Identify each line below containing the string "Constitution" and copy it.

GIVEN DATA Start Marker

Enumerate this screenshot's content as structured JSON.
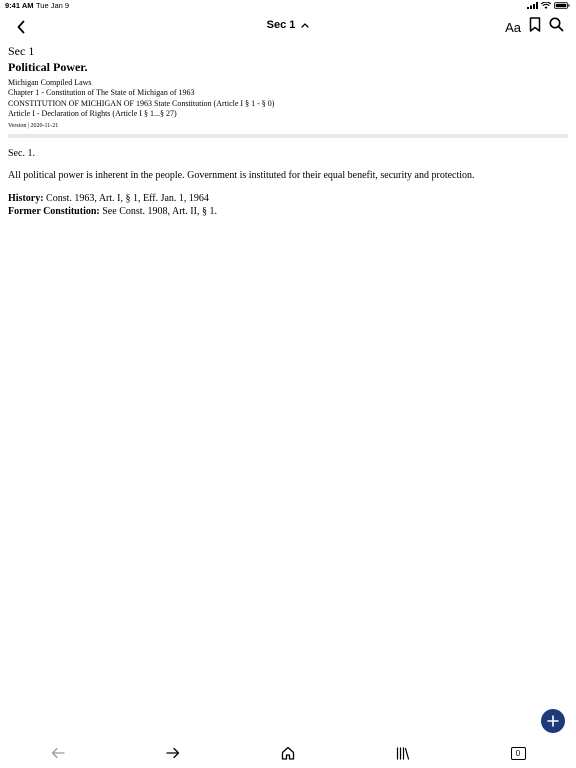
{
  "status": {
    "time": "9:41 AM",
    "date": "Tue Jan 9"
  },
  "nav": {
    "title": "Sec 1",
    "font_button": "Aa"
  },
  "doc": {
    "sec_label": "Sec 1",
    "title": "Political Power.",
    "meta": [
      "Michigan Compiled Laws",
      "Chapter 1 - Constitution of The State of Michigan of 1963",
      "CONSTITUTION OF MICHIGAN OF 1963 State Constitution (Article I § 1 - § 0)",
      "Article I - Declaration of Rights (Article I § 1...§ 27)"
    ],
    "version": "Version | 2020-11-21",
    "body_sec": "Sec. 1.",
    "body_text": "All political power is inherent in the people. Government is instituted for their equal benefit, security and protection.",
    "history_label": "History:",
    "history_value": " Const. 1963, Art. I, § 1, Eff. Jan. 1, 1964",
    "former_label": "Former Constitution:",
    "former_value": " See Const. 1908, Art. II, § 1."
  },
  "toolbar": {
    "tab_count": "0"
  },
  "colors": {
    "fab": "#1e3a7a",
    "divider": "#e9e9e9"
  },
  "icons": [
    "back-chevron-icon",
    "chevron-up-icon",
    "bookmark-icon",
    "search-icon",
    "plus-icon",
    "arrow-left-icon",
    "arrow-right-icon",
    "home-icon",
    "library-icon",
    "tabs-icon"
  ]
}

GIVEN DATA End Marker

• **EXERCISE RESPONSE**:
      "Chapter 1 - Constitution of The State of Michigan of 1963",
      "CONSTITUTION OF MICHIGAN OF 1963 State Constitution (Article I § 1 - § 0)",
    "former_label": "Former Constitution:",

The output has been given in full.